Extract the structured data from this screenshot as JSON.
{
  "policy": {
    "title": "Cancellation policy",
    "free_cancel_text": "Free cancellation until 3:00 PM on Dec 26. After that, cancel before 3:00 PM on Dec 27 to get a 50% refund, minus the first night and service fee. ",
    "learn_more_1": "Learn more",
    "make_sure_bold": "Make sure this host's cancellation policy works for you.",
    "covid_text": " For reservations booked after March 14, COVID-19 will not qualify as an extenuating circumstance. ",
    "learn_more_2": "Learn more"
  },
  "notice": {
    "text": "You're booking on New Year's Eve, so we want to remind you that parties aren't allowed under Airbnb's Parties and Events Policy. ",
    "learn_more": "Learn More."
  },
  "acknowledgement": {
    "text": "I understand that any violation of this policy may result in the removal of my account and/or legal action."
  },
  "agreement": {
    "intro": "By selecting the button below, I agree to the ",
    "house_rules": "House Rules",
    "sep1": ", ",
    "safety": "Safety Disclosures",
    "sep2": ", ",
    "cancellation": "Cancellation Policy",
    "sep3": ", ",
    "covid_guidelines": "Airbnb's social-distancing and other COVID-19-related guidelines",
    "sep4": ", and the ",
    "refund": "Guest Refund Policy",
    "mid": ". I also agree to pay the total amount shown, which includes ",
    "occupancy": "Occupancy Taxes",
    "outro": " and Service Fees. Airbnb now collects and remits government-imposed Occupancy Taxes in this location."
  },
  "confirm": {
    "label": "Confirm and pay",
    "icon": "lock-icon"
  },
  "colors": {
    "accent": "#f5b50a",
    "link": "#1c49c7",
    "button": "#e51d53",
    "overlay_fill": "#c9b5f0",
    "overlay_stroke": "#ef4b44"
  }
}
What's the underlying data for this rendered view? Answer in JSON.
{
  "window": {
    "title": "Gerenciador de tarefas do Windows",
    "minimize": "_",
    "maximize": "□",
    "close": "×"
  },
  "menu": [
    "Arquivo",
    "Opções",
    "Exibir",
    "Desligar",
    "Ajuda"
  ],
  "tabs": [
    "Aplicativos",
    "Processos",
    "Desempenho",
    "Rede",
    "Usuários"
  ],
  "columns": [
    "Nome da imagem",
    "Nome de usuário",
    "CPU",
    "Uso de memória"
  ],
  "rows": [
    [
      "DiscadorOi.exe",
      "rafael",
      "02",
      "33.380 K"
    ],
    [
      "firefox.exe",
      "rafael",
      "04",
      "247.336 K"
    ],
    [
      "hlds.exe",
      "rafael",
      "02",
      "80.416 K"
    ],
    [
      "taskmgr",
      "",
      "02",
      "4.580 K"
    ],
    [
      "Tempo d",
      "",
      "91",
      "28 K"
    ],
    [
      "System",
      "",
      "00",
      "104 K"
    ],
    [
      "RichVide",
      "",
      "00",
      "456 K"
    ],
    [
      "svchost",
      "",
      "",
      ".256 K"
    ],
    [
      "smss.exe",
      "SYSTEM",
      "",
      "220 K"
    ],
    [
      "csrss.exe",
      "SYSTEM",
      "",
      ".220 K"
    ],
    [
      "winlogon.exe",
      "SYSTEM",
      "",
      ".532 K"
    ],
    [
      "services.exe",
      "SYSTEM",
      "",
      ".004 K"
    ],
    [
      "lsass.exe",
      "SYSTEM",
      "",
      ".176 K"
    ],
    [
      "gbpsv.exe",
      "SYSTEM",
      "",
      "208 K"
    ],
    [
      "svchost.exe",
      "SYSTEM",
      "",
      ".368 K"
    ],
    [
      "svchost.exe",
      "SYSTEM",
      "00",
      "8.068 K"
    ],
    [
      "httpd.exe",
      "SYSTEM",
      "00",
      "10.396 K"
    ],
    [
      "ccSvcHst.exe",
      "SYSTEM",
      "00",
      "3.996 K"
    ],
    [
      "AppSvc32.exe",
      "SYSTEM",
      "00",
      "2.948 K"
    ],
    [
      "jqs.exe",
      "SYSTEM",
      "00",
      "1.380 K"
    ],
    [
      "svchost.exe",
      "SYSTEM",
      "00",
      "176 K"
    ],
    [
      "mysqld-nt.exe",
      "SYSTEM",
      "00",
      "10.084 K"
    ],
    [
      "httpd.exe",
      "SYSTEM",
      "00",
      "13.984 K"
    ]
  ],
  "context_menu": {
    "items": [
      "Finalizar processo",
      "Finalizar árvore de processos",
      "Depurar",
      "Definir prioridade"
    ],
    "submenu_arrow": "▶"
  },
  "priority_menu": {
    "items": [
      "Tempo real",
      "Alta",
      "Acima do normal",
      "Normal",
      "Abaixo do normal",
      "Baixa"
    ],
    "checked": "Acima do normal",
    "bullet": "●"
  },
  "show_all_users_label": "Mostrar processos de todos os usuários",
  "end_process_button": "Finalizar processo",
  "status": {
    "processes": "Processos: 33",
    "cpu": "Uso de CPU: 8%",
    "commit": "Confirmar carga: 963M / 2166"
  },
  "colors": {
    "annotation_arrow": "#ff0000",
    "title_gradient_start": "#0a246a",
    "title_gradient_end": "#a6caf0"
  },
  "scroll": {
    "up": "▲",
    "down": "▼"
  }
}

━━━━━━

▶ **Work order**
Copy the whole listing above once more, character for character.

▶ **Answer box**
Extract the structured data from this screenshot as JSON.
{
  "policy": {
    "title": "Cancellation policy",
    "free_cancel_text": "Free cancellation until 3:00 PM on Dec 26. After that, cancel before 3:00 PM on Dec 27 to get a 50% refund, minus the first night and service fee. ",
    "learn_more_1": "Learn more",
    "make_sure_bold": "Make sure this host's cancellation policy works for you.",
    "covid_text": " For reservations booked after March 14, COVID-19 will not qualify as an extenuating circumstance. ",
    "learn_more_2": "Learn more"
  },
  "notice": {
    "text": "You're booking on New Year's Eve, so we want to remind you that parties aren't allowed under Airbnb's Parties and Events Policy. ",
    "learn_more": "Learn More."
  },
  "acknowledgement": {
    "text": "I understand that any violation of this policy may result in the removal of my account and/or legal action."
  },
  "agreement": {
    "intro": "By selecting the button below, I agree to the ",
    "house_rules": "House Rules",
    "sep1": ", ",
    "safety": "Safety Disclosures",
    "sep2": ", ",
    "cancellation": "Cancellation Policy",
    "sep3": ", ",
    "covid_guidelines": "Airbnb's social-distancing and other COVID-19-related guidelines",
    "sep4": ", and the ",
    "refund": "Guest Refund Policy",
    "mid": ". I also agree to pay the total amount shown, which includes ",
    "occupancy": "Occupancy Taxes",
    "outro": " and Service Fees. Airbnb now collects and remits government-imposed Occupancy Taxes in this location."
  },
  "confirm": {
    "label": "Confirm and pay",
    "icon": "lock-icon"
  },
  "colors": {
    "accent": "#f5b50a",
    "link": "#1c49c7",
    "button": "#e51d53",
    "overlay_fill": "#c9b5f0",
    "overlay_stroke": "#ef4b44"
  }
}
What's the underlying data for this rendered view? Answer in JSON.
{
  "window": {
    "title": "Gerenciador de tarefas do Windows",
    "minimize": "_",
    "maximize": "□",
    "close": "×"
  },
  "menu": [
    "Arquivo",
    "Opções",
    "Exibir",
    "Desligar",
    "Ajuda"
  ],
  "tabs": [
    "Aplicativos",
    "Processos",
    "Desempenho",
    "Rede",
    "Usuários"
  ],
  "columns": [
    "Nome da imagem",
    "Nome de usuário",
    "CPU",
    "Uso de memória"
  ],
  "rows": [
    [
      "DiscadorOi.exe",
      "rafael",
      "02",
      "33.380 K"
    ],
    [
      "firefox.exe",
      "rafael",
      "04",
      "247.336 K"
    ],
    [
      "hlds.exe",
      "rafael",
      "02",
      "80.416 K"
    ],
    [
      "taskmgr",
      "",
      "02",
      "4.580 K"
    ],
    [
      "Tempo d",
      "",
      "91",
      "28 K"
    ],
    [
      "System",
      "",
      "00",
      "104 K"
    ],
    [
      "RichVide",
      "",
      "00",
      "456 K"
    ],
    [
      "svchost",
      "",
      "",
      ".256 K"
    ],
    [
      "smss.exe",
      "SYSTEM",
      "",
      "220 K"
    ],
    [
      "csrss.exe",
      "SYSTEM",
      "",
      ".220 K"
    ],
    [
      "winlogon.exe",
      "SYSTEM",
      "",
      ".532 K"
    ],
    [
      "services.exe",
      "SYSTEM",
      "",
      ".004 K"
    ],
    [
      "lsass.exe",
      "SYSTEM",
      "",
      ".176 K"
    ],
    [
      "gbpsv.exe",
      "SYSTEM",
      "",
      "208 K"
    ],
    [
      "svchost.exe",
      "SYSTEM",
      "",
      ".368 K"
    ],
    [
      "svchost.exe",
      "SYSTEM",
      "00",
      "8.068 K"
    ],
    [
      "httpd.exe",
      "SYSTEM",
      "00",
      "10.396 K"
    ],
    [
      "ccSvcHst.exe",
      "SYSTEM",
      "00",
      "3.996 K"
    ],
    [
      "AppSvc32.exe",
      "SYSTEM",
      "00",
      "2.948 K"
    ],
    [
      "jqs.exe",
      "SYSTEM",
      "00",
      "1.380 K"
    ],
    [
      "svchost.exe",
      "SYSTEM",
      "00",
      "176 K"
    ],
    [
      "mysqld-nt.exe",
      "SYSTEM",
      "00",
      "10.084 K"
    ],
    [
      "httpd.exe",
      "SYSTEM",
      "00",
      "13.984 K"
    ]
  ],
  "context_menu": {
    "items": [
      "Finalizar processo",
      "Finalizar árvore de processos",
      "Depurar",
      "Definir prioridade"
    ],
    "submenu_arrow": "▶"
  },
  "priority_menu": {
    "items": [
      "Tempo real",
      "Alta",
      "Acima do normal",
      "Normal",
      "Abaixo do normal",
      "Baixa"
    ],
    "checked": "Acima do normal",
    "bullet": "●"
  },
  "show_all_users_label": "Mostrar processos de todos os usuários",
  "end_process_button": "Finalizar processo",
  "status": {
    "processes": "Processos: 33",
    "cpu": "Uso de CPU: 8%",
    "commit": "Confirmar carga: 963M / 2166"
  },
  "colors": {
    "annotation_arrow": "#ff0000",
    "title_gradient_start": "#0a246a",
    "title_gradient_end": "#a6caf0"
  },
  "scroll": {
    "up": "▲",
    "down": "▼"
  }
}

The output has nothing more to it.